Monday, December 10, 2007

Fever May Briefly Alleviate Autism Symptoms

The behavior of children with autism may improve during a fever, according to a first-of-kind study.

Researchers hypothesize that fever may restore nerve cell communications in regions of the autistic brain. The restoration may help children improve socialization skills during a fever.

The study was based on 30 autistic children between ages 2 and 18 who were observed during and after a fever of at least 100.4 degrees Fahrenheit. More than 80 percent of the children showed some improvement in behavior during a fever and 30 percent showed significant improvement, researchers said. Behavior changes included longer concentration span, increased amount of talking and improved eye contact.
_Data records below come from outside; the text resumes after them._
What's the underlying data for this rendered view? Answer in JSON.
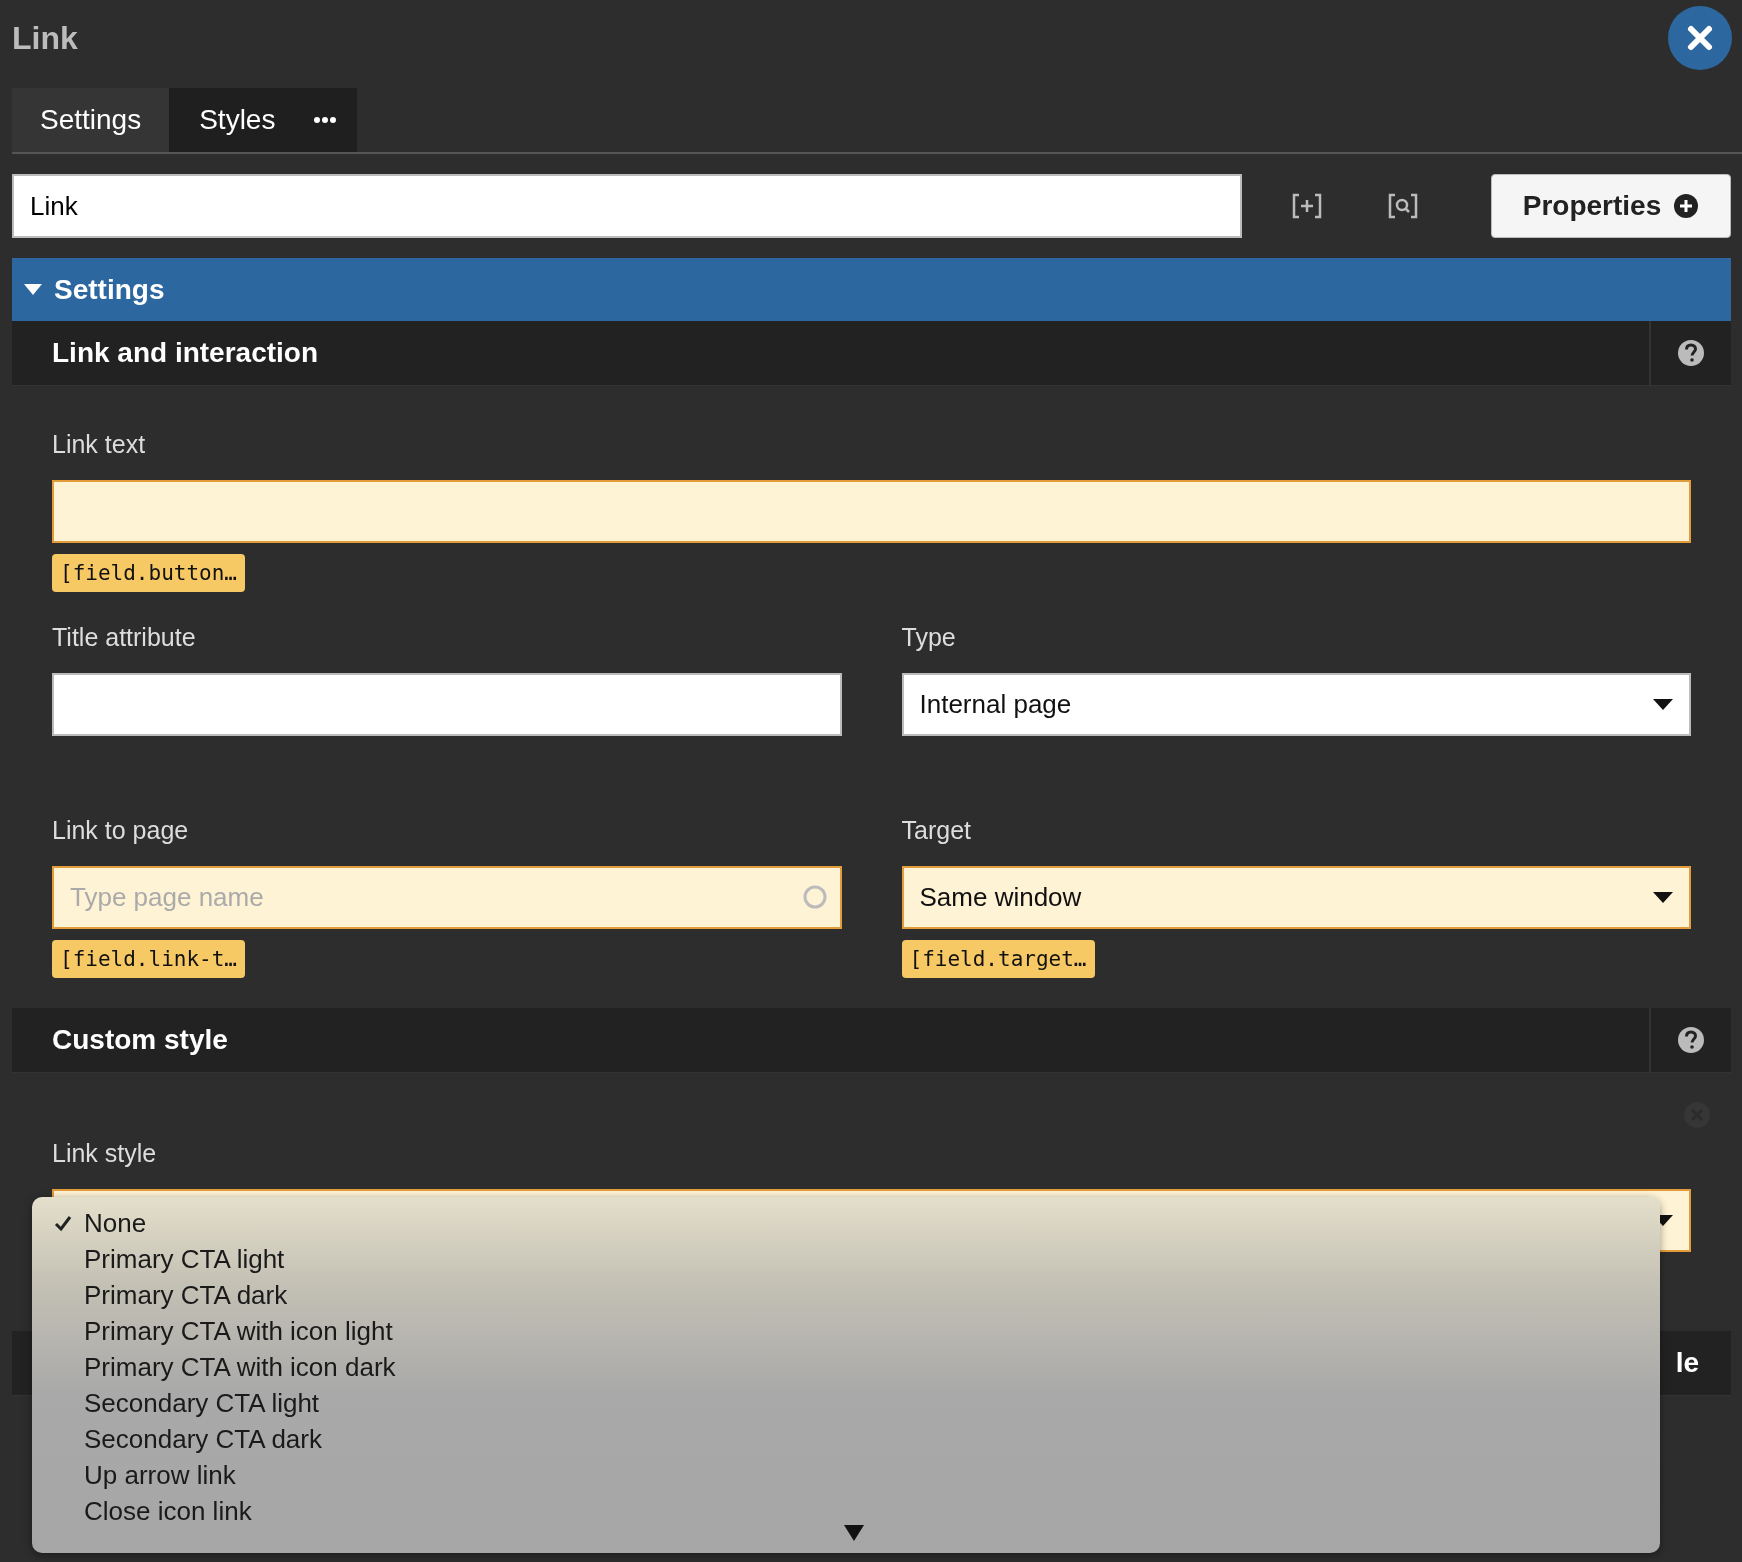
{
  "window": {
    "title": "Link"
  },
  "tabs": [
    {
      "label": "Settings",
      "selected": true
    },
    {
      "label": "Styles",
      "selected": false
    }
  ],
  "name_field": {
    "value": "Link"
  },
  "properties_button": {
    "label": "Properties"
  },
  "panel": {
    "title": "Settings",
    "expanded": true
  },
  "sections": [
    {
      "title": "Link and interaction",
      "rows": [
        [
          {
            "kind": "text",
            "label": "Link text",
            "highlighted": true,
            "tag": "[field.button…"
          }
        ],
        [
          {
            "kind": "text",
            "label": "Title attribute",
            "highlighted": false
          },
          {
            "kind": "select",
            "label": "Type",
            "value": "Internal page",
            "highlighted": false
          }
        ],
        [
          {
            "kind": "search",
            "label": "Link to page",
            "placeholder": "Type page name",
            "highlighted": true,
            "tag": "[field.link-t…"
          },
          {
            "kind": "select",
            "label": "Target",
            "value": "Same window",
            "highlighted": true,
            "tag": "[field.target…"
          }
        ]
      ]
    },
    {
      "title": "Custom style",
      "clearable": true,
      "rows": [
        [
          {
            "kind": "select",
            "label": "Link style",
            "highlighted": true
          }
        ]
      ]
    },
    {
      "title": "le"
    }
  ],
  "dropdown": {
    "options": [
      {
        "label": "None",
        "selected": true
      },
      {
        "label": "Primary CTA light",
        "selected": false
      },
      {
        "label": "Primary CTA dark",
        "selected": false
      },
      {
        "label": "Primary CTA with icon light",
        "selected": false
      },
      {
        "label": "Primary CTA with icon dark",
        "selected": false
      },
      {
        "label": "Secondary CTA light",
        "selected": false
      },
      {
        "label": "Secondary CTA dark",
        "selected": false
      },
      {
        "label": "Up arrow link",
        "selected": false
      },
      {
        "label": "Close icon link",
        "selected": false
      }
    ]
  }
}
The study was written by Craig J. Newschaffer, Ph.D., professor and chair of the Department of Epidemiology and Biostatistics at Drexel University, and Laura K. Curran, Ph.D., an epidemiology doctoral degree graduate who Newschaffer advised before he joined Drexel from Johns Hopkins University.

“Any leads that suggest new biologic mechanisms that could be acted on through treatment are welcomed,” Newschaffer said.

Study data suggest that behavior changes may not solely be the byproduct of sickness and, consequently, could be the byproduct of a biologic response to fever. More research, however, is needed to prove fever-specific effects, researchers say.

Autism can limit social interactions and disable verbal and nonverbal communication. About 1.5 million Americans have some form of autism, according to the Autism Society of America. The cause of autism is unknown.

Researchers create first-ever genetic animal model of autism

Washington, Dec 9 :

US researchers have created what might be an accurate model of autism not associated with a broader neuropsychiatric syndrome, which includes conditions like - Fragile X, the most common cause of inherited mental impairment, and Rett Syndrome, a childhood neurodevelopmental disorder characterized by normal early development followed by slowed brain and head growth, seizures, and mental retardation.

Autism is a neuropsychiatric disorder characterized by repetitive behaviours and by impairment in social interactions and communication skills.

The animal -model finding was based on a study, led by Thomas Sudhof, M.D., professor and chairman of neuroscience at UT Southwestern, which might help researchers better understand abnormal brain function in autistic humans, which could help them identify and improve treatment strategies.

"Prior to this study we knew next to nothing about the mechanisms of autism in the brain," said Craig M. Powell, M.D., Ph.D., assistant professor of neurology and psychiatry at the University of Texas Southwesters Medical Centre at Dallas and a co-researcher in the study.

"With this research, we can study changes in the brain that lead to autistic behaviours and symptoms, which may help us understand more about progression and treatment of the disorder," Powell added.

The research team replaced the normal mouse neurologin-3 gene with a mutated neuroligin-3 gene associated with autism in humans.

By doing so, the researchers were able to create a gene in the mice that was similar to the human autism disease gene.

While the result amounted to a very small change in their genetic makeup, it perfectly mimicked the same small change occurring in some patients with human autism.

Dr. Powell studied the genetically altered mice and found that, when examined in behavioural tests that might reflect key signs of autism, they showed decreased social interaction with other mice; other traits, such as anxiety, coordination and pain sensitivity, were unaffected.

Powell said that these social interaction deficits were hallmark features of human autism. In addition, the mice showed enhanced spatial learning abilities, which might resemble the enhanced cognitive abilities in autistic savants, people who have a severe developmental or mental handicap as well as extraordinary mental abilities.

"These findings could be especially helpful in identifying novel treatment approaches. We already know that inhibitory chemical synaptic transmission from one neuron to the next is increased in this mouse model. Now we can test drugs that decrease this effect directly in the mice and ask whether this reverses their social interaction deficits," Powell said.

The research was presented at the American College of Neuropsychopharmacology annual meeting.